Problem is, she is utterly gutless. Few onramps are long enough or flat enough for me not to upset the many L.A. drivers stuck behind me. If I happen to have both my bikes, a couple shovels, a day’s worth of water and a change of clothes, I can feel that weight off the line. So, when I found myself thinking about testing a rooftop tent, I wondered if she could take it. Not just the weight, but the aerodynamics. I didn’t want to lose that highway gas mileage, especially if I’d be going on the roadtrips you tend to take when you have a rooftop tent. Also, I didn’t want some giant gray cube on my little Taco. Again, she’s the best vehicle ever made. She’s gotta look good.
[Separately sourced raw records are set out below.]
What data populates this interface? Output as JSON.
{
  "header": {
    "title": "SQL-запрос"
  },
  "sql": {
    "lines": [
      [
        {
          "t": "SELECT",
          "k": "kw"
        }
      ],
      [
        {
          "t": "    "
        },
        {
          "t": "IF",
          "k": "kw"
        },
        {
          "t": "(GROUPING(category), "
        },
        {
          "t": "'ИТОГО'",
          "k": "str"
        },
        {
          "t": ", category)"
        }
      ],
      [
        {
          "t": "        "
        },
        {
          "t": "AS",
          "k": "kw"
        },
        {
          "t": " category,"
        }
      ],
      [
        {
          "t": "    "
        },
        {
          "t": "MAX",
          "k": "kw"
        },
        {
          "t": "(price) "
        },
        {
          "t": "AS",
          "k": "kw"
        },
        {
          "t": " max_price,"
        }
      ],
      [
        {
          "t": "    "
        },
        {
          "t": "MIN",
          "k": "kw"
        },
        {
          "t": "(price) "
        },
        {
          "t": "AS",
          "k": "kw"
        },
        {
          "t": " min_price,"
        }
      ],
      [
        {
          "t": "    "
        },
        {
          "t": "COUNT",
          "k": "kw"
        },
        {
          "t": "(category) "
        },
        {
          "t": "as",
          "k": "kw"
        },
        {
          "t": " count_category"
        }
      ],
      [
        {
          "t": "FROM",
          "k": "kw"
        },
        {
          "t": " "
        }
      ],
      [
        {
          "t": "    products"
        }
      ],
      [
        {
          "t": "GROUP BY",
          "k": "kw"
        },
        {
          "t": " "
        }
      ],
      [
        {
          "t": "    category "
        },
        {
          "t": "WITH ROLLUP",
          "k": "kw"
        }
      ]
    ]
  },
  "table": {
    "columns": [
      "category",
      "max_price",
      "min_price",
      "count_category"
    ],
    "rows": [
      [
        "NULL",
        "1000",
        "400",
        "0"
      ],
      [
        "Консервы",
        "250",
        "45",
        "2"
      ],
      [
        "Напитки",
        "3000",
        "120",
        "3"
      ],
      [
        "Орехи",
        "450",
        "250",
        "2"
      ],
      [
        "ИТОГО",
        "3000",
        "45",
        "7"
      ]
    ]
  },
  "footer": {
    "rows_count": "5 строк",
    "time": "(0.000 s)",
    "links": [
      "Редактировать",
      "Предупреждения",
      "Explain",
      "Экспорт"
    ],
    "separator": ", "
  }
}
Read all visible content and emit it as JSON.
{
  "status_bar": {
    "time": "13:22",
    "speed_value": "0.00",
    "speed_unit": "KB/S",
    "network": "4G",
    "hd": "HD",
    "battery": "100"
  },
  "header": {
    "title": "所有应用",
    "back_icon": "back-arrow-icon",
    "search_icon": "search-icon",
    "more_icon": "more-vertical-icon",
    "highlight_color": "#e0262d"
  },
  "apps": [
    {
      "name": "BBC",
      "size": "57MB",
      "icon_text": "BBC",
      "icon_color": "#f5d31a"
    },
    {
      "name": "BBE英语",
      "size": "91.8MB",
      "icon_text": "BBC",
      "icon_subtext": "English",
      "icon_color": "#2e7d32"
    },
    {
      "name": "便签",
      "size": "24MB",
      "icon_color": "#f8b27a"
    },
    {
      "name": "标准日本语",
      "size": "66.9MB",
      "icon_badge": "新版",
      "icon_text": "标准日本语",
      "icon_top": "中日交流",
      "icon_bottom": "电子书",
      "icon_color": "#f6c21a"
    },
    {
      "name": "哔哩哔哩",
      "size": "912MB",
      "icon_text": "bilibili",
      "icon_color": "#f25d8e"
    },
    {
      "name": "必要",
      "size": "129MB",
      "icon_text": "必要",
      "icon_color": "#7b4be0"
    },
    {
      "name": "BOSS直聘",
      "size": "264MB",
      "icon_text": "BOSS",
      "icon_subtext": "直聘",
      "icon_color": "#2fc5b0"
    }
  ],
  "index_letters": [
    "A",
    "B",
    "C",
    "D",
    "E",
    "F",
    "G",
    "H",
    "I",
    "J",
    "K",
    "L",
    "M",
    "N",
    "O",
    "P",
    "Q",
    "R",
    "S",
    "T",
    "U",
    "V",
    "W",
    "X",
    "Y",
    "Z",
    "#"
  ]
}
That’s why I tested the Tepui Low-Pro 2. It’s the lowest-profile soft-shell tent I could find. It’s just over 9 inches tall, and that’s on its thick edge (also verified). It tapers down to just over 6 inches on the thin edge. That’s compared to 11 inches straight across for Tepui’s other two-person options, which are already impressively slim. For comparison, Tuff Stuff’s similar tents are 13 inches. Skycamp’s are 14 inches. Yakimas are 16.5 inches (all claimed, not verified).